The IRS describes the Simplified Employee Pension, or SEP IRA, as an employer-sponsored retirement plan similar to a traditional IRA that a business of any size can establish. SEP IRAs are known for their low administrative costs, ease of operation and flexibility.
Under a SEP IRA, an employer must make discretionary contributions to all eligible employees regardless of the employee's wishes. Employer contributions are "free money" – contributions aren't part of a salary or included in the employee's taxable income the year of contribution. In addition, money in a SEP IRA grows tax-deferred until it's withdrawn in retirement.
SEP IRA Eligibility
Employers who establish a SEP IRA program for their employees must set up IRA accounts for all eligible employees. Employees become eligible when they turn 21 and have worked for the sponsoring employer for three of the last five years.
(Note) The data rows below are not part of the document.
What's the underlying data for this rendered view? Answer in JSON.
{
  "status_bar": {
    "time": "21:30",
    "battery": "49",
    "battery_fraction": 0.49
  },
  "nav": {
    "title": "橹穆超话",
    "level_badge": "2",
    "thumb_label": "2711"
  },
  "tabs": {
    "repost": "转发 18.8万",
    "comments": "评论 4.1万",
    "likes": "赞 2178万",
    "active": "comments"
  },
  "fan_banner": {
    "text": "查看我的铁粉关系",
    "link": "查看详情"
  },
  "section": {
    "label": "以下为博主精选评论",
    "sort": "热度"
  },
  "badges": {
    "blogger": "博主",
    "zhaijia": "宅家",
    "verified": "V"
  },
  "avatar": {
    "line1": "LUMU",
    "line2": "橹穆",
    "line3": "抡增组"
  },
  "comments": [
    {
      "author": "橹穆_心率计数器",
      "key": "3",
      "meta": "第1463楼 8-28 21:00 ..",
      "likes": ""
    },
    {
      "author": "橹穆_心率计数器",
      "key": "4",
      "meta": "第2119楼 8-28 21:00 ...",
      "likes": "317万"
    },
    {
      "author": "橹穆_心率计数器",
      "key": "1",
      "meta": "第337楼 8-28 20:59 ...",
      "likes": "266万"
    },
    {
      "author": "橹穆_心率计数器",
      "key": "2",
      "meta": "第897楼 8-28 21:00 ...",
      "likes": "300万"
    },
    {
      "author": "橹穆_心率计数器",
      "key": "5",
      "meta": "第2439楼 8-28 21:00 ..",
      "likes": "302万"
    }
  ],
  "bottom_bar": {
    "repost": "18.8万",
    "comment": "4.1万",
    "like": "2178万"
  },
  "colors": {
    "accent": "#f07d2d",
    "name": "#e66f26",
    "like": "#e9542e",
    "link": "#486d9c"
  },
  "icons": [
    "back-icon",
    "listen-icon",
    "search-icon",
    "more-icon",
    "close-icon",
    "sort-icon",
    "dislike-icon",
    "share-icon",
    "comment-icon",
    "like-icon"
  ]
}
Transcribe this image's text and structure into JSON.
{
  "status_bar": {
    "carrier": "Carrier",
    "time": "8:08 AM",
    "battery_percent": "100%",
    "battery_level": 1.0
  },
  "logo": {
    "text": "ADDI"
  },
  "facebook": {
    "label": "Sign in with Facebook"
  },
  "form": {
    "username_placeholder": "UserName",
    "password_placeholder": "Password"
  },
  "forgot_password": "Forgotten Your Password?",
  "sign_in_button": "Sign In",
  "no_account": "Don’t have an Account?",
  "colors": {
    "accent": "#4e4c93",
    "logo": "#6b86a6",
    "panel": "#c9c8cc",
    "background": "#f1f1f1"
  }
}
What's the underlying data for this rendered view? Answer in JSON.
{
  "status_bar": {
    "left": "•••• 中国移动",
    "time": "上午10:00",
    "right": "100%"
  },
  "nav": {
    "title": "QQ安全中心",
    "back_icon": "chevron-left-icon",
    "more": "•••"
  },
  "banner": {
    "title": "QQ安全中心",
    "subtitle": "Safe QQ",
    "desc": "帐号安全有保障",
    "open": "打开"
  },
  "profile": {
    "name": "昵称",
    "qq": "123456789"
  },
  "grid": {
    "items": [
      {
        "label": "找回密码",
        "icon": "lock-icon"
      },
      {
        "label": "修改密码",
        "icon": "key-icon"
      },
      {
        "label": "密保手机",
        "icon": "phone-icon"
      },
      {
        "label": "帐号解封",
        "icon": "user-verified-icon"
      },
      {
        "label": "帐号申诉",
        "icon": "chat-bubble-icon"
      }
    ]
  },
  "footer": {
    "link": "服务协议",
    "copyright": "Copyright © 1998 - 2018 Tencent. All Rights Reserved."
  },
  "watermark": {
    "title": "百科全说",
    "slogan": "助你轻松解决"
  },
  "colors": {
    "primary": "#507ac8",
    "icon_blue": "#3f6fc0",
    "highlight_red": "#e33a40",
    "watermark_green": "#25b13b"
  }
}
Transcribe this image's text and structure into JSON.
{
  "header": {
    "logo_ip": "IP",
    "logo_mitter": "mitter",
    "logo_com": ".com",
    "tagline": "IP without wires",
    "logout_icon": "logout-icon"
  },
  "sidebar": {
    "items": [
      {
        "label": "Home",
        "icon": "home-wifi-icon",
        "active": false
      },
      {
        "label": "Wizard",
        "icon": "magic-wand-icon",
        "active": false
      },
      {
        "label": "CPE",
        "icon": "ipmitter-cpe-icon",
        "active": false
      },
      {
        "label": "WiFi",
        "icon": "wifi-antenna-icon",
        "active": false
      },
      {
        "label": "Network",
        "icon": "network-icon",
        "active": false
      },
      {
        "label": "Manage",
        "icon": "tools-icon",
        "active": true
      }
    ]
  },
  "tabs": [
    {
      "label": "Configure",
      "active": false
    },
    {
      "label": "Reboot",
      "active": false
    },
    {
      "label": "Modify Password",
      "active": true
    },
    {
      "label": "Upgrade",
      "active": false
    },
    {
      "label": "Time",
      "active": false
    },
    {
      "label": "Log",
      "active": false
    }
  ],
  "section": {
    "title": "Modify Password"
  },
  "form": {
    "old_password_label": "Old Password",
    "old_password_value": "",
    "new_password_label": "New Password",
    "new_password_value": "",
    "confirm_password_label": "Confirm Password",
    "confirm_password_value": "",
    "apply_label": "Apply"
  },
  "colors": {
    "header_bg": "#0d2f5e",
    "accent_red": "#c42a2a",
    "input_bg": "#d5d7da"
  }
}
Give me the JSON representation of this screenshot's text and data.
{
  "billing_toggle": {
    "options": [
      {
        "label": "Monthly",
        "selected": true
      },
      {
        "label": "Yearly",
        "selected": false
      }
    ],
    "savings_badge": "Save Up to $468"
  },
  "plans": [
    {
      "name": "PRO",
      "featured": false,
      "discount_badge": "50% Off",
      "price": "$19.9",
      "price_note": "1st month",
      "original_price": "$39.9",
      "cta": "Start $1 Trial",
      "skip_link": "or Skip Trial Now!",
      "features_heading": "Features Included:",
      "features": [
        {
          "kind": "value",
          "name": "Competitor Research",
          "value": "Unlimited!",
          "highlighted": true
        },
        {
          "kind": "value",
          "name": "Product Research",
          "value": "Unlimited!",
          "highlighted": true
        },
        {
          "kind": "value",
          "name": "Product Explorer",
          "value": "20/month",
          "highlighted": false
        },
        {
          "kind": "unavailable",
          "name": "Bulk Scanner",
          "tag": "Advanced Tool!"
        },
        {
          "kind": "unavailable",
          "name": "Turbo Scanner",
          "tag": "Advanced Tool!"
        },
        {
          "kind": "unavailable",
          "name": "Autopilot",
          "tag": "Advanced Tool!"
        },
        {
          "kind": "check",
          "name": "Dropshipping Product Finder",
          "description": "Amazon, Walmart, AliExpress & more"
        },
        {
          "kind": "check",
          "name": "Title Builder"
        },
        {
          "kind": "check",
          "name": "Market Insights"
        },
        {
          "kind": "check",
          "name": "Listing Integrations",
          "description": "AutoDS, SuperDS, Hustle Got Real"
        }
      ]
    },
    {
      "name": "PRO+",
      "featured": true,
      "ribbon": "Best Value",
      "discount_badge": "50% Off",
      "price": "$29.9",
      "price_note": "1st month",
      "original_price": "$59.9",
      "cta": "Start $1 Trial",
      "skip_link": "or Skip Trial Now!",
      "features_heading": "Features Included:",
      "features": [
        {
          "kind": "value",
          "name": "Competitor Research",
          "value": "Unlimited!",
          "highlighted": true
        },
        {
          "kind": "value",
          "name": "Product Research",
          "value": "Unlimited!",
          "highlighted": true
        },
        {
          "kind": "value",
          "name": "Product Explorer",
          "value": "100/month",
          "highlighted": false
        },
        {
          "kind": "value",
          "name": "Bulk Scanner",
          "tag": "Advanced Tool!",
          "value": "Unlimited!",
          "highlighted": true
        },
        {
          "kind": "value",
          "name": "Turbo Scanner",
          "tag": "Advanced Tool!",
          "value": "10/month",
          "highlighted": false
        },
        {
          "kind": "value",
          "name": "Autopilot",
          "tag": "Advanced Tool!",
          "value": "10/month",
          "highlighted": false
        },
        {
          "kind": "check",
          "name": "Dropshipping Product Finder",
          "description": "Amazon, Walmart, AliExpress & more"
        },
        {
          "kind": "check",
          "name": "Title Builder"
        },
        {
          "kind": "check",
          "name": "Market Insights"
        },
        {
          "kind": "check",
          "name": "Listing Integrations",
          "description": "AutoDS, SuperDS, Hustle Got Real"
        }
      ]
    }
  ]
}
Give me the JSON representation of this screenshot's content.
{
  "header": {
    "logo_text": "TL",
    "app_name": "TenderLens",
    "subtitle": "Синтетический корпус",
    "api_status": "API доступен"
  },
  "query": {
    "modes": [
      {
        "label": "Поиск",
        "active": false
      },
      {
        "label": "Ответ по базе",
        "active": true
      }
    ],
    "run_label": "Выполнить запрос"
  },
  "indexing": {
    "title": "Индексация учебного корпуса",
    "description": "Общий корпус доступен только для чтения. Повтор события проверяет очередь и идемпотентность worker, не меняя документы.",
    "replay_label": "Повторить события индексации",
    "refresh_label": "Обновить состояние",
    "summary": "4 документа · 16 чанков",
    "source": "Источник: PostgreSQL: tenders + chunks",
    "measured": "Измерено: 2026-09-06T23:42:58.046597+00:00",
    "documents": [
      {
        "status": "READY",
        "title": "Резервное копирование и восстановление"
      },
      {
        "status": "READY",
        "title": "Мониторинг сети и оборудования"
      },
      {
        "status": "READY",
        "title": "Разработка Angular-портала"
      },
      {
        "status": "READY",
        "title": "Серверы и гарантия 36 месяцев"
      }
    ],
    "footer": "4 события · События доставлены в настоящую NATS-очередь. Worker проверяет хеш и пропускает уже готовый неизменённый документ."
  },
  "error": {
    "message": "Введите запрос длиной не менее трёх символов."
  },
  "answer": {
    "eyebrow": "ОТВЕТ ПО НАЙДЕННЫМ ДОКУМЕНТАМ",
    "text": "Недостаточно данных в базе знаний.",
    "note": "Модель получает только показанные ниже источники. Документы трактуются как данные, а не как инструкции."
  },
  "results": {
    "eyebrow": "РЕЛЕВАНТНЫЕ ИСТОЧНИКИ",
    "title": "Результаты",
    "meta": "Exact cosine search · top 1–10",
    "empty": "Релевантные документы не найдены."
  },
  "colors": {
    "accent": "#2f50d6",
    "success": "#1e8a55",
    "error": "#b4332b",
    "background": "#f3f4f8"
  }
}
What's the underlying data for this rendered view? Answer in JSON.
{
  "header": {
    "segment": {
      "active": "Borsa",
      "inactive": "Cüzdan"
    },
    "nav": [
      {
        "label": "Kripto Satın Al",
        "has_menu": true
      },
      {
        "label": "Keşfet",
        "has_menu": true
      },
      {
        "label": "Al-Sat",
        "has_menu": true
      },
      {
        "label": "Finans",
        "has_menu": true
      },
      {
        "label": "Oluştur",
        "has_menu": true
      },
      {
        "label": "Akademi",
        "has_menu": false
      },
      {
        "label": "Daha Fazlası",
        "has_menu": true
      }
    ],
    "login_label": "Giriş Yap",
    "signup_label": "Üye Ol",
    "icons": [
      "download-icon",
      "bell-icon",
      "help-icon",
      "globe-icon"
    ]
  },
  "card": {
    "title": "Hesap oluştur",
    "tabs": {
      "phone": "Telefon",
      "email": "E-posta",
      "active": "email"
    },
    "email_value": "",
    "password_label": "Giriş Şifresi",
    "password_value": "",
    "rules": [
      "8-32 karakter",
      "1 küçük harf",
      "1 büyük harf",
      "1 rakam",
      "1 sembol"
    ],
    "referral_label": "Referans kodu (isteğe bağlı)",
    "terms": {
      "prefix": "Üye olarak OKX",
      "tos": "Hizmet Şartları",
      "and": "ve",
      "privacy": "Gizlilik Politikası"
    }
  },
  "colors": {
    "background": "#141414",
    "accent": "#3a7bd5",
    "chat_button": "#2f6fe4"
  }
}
For the tax years 2021 and 2022, employees need to have compensation of at least $650 per year. As this is an employer-driven plan, employees aren't allowed to opt out of the plan, and the IRA must remain open until the employer terminates the plan or the employee leaves the company.
Employer SEP contribution are voluntary, so there's no annual requirement or minimum amount.
Typically, an employer makes an annual deposit equal to a percentage of compensation, based on the first $305,000 earned in 2022. This percentage must be equal for all employees. The IRS does set an annual maximum, which is the smaller of 25 percent of each eligible employee’s compensation or $61,000 for the 2022 tax year.
However, unlike SIMPLE IRAs or 401(k) plans, SEP IRAs don't allow employees to defer a portion of their salaries for pretax retirement savings. In addition, they are not allowed to make catch-up contributions.
According to the Department of Labor, if you are both employer and employee in your business, and receive compensation from it, you can contribute to a SEP fund on your own behalf. And in that case, you should base your compensation on your self-employment net earnings after deducting your SEP-IRA contributions and 50 percent of your self-employment taxes.
SEP Distribution Rules
Employer contributions are 100 percent vested to the employee at the time of deposit. This means that employees have complete control of the funds in their SEP IRAs and may take a distribution at any time. Distributions are taxed as part of the income for the year and are subject to an additional 10 percent IRS penalty if withdrawn prior to age 59 1/2.
Doing SEP IRA Rollovers
If you'd like more control over your investment options or wish to consolidate your retirement savings, SEP IRA funds may be rolled into other traditional IRAs while you're still employed. If you participate in a 401(k) plan with another employer, you may be able to roll your SEP IRA funds into that plan. It would be best to see your 401(k) plan sponsor for details.
You may also roll your SEP IRA fund into a Roth IRA, known as a Roth conversion. You must pay taxes on the amount you convert, but your savings grow tax-free, and earnings aren't subject to income tax if withdrawn according to IRS rules. See IRS Publication 590-b for complete Roth distribution rules.
Nola Moore is a writer and editor based in Los Angeles, Calif. She has more than 20 years of experience working in and writing about finance and small business. She has a Bachelor of Science in retail merchandising. Her clients include The Motley Fool, Proctor and Gamble and NYSE Euronext.